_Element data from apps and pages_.

·····

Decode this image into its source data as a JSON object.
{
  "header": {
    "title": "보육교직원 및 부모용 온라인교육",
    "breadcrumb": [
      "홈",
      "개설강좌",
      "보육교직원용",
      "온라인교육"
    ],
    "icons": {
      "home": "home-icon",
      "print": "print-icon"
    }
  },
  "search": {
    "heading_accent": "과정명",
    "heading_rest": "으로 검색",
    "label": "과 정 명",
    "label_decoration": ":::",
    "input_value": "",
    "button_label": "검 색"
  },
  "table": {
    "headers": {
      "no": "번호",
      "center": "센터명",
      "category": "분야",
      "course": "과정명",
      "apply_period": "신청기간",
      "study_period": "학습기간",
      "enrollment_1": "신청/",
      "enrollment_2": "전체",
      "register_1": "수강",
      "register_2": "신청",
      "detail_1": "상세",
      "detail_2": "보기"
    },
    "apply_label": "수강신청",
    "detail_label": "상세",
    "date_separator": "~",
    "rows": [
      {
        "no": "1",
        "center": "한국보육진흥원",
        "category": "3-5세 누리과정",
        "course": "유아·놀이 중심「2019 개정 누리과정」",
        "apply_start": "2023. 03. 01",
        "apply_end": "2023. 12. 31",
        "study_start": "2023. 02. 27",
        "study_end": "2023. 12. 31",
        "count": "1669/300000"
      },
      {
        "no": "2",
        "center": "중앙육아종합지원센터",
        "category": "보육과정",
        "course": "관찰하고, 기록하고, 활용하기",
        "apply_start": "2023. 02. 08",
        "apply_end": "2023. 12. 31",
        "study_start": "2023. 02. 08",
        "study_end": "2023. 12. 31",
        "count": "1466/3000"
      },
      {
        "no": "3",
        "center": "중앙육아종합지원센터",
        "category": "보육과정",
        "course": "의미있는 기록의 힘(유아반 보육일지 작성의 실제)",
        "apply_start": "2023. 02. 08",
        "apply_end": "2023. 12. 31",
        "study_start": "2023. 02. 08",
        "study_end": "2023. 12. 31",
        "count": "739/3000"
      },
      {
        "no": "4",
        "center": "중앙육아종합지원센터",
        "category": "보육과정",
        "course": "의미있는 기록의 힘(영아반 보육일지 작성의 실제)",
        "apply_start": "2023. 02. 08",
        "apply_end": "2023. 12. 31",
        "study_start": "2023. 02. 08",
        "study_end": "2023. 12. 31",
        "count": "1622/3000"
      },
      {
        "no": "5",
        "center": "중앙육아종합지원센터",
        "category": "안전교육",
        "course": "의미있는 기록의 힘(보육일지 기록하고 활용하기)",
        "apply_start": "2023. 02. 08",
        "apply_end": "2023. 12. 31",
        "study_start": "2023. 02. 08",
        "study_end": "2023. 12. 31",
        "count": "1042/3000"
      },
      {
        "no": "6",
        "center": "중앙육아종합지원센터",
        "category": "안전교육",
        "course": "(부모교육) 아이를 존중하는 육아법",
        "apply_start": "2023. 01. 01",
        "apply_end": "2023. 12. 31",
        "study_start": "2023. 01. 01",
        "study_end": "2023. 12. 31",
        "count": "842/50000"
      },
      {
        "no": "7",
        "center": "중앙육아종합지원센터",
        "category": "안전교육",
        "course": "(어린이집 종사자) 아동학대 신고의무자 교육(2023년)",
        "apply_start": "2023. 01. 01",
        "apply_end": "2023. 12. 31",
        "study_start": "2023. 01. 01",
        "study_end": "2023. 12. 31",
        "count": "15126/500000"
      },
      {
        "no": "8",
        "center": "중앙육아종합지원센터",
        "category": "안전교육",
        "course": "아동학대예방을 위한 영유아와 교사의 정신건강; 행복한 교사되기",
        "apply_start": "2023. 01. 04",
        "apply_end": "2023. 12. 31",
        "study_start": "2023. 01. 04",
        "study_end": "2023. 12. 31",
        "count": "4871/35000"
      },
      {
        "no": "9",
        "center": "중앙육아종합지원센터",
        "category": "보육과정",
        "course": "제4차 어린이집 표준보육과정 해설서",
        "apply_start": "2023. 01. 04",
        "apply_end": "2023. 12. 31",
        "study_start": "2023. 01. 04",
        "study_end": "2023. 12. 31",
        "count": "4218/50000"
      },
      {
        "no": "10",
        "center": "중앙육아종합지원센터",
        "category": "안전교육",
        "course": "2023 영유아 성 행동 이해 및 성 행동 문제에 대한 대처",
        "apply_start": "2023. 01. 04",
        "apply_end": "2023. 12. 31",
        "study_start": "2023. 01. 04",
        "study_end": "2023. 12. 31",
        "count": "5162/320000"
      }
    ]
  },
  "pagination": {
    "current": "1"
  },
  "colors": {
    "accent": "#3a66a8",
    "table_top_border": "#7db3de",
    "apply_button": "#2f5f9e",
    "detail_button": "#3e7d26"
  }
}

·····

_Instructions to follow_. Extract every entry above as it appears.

_Answer space_.
Decode this image into its source data as a JSON object.
{
  "header": {
    "title": "보육교직원 및 부모용 온라인교육",
    "breadcrumb": [
      "홈",
      "개설강좌",
      "보육교직원용",
      "온라인교육"
    ],
    "icons": {
      "home": "home-icon",
      "print": "print-icon"
    }
  },
  "search": {
    "heading_accent": "과정명",
    "heading_rest": "으로 검색",
    "label": "과 정 명",
    "label_decoration": ":::",
    "input_value": "",
    "button_label": "검 색"
  },
  "table": {
    "headers": {
      "no": "번호",
      "center": "센터명",
      "category": "분야",
      "course": "과정명",
      "apply_period": "신청기간",
      "study_period": "학습기간",
      "enrollment_1": "신청/",
      "enrollment_2": "전체",
      "register_1": "수강",
      "register_2": "신청",
      "detail_1": "상세",
      "detail_2": "보기"
    },
    "apply_label": "수강신청",
    "detail_label": "상세",
    "date_separator": "~",
    "rows": [
      {
        "no": "1",
        "center": "한국보육진흥원",
        "category": "3-5세 누리과정",
        "course": "유아·놀이 중심「2019 개정 누리과정」",
        "apply_start": "2023. 03. 01",
        "apply_end": "2023. 12. 31",
        "study_start": "2023. 02. 27",
        "study_end": "2023. 12. 31",
        "count": "1669/300000"
      },
      {
        "no": "2",
        "center": "중앙육아종합지원센터",
        "category": "보육과정",
        "course": "관찰하고, 기록하고, 활용하기",
        "apply_start": "2023. 02. 08",
        "apply_end": "2023. 12. 31",
        "study_start": "2023. 02. 08",
        "study_end": "2023. 12. 31",
        "count": "1466/3000"
      },
      {
        "no": "3",
        "center": "중앙육아종합지원센터",
        "category": "보육과정",
        "course": "의미있는 기록의 힘(유아반 보육일지 작성의 실제)",
        "apply_start": "2023. 02. 08",
        "apply_end": "2023. 12. 31",
        "study_start": "2023. 02. 08",
        "study_end": "2023. 12. 31",
        "count": "739/3000"
      },
      {
        "no": "4",
        "center": "중앙육아종합지원센터",
        "category": "보육과정",
        "course": "의미있는 기록의 힘(영아반 보육일지 작성의 실제)",
        "apply_start": "2023. 02. 08",
        "apply_end": "2023. 12. 31",
        "study_start": "2023. 02. 08",
        "study_end": "2023. 12. 31",
        "count": "1622/3000"
      },
      {
        "no": "5",
        "center": "중앙육아종합지원센터",
        "category": "안전교육",
        "course": "의미있는 기록의 힘(보육일지 기록하고 활용하기)",
        "apply_start": "2023. 02. 08",
        "apply_end": "2023. 12. 31",
        "study_start": "2023. 02. 08",
        "study_end": "2023. 12. 31",
        "count": "1042/3000"
      },
      {
        "no": "6",
        "center": "중앙육아종합지원센터",
        "category": "안전교육",
        "course": "(부모교육) 아이를 존중하는 육아법",
        "apply_start": "2023. 01. 01",
        "apply_end": "2023. 12. 31",
        "study_start": "2023. 01. 01",
        "study_end": "2023. 12. 31",
        "count": "842/50000"
      },
      {
        "no": "7",
        "center": "중앙육아종합지원센터",
        "category": "안전교육",
        "course": "(어린이집 종사자) 아동학대 신고의무자 교육(2023년)",
        "apply_start": "2023. 01. 01",
        "apply_end": "2023. 12. 31",
        "study_start": "2023. 01. 01",
        "study_end": "2023. 12. 31",
        "count": "15126/500000"
      },
      {
        "no": "8",
        "center": "중앙육아종합지원센터",
        "category": "안전교육",
        "course": "아동학대예방을 위한 영유아와 교사의 정신건강; 행복한 교사되기",
        "apply_start": "2023. 01. 04",
        "apply_end": "2023. 12. 31",
        "study_start": "2023. 01. 04",
        "study_end": "2023. 12. 31",
        "count": "4871/35000"
      },
      {
        "no": "9",
        "center": "중앙육아종합지원센터",
        "category": "보육과정",
        "course": "제4차 어린이집 표준보육과정 해설서",
        "apply_start": "2023. 01. 04",
        "apply_end": "2023. 12. 31",
        "study_start": "2023. 01. 04",
        "study_end": "2023. 12. 31",
        "count": "4218/50000"
      },
      {
        "no": "10",
        "center": "중앙육아종합지원센터",
        "category": "안전교육",
        "course": "2023 영유아 성 행동 이해 및 성 행동 문제에 대한 대처",
        "apply_start": "2023. 01. 04",
        "apply_end": "2023. 12. 31",
        "study_start": "2023. 01. 04",
        "study_end": "2023. 12. 31",
        "count": "5162/320000"
      }
    ]
  },
  "pagination": {
    "current": "1"
  },
  "colors": {
    "accent": "#3a66a8",
    "table_top_border": "#7db3de",
    "apply_button": "#2f5f9e",
    "detail_button": "#3e7d26"
  }
}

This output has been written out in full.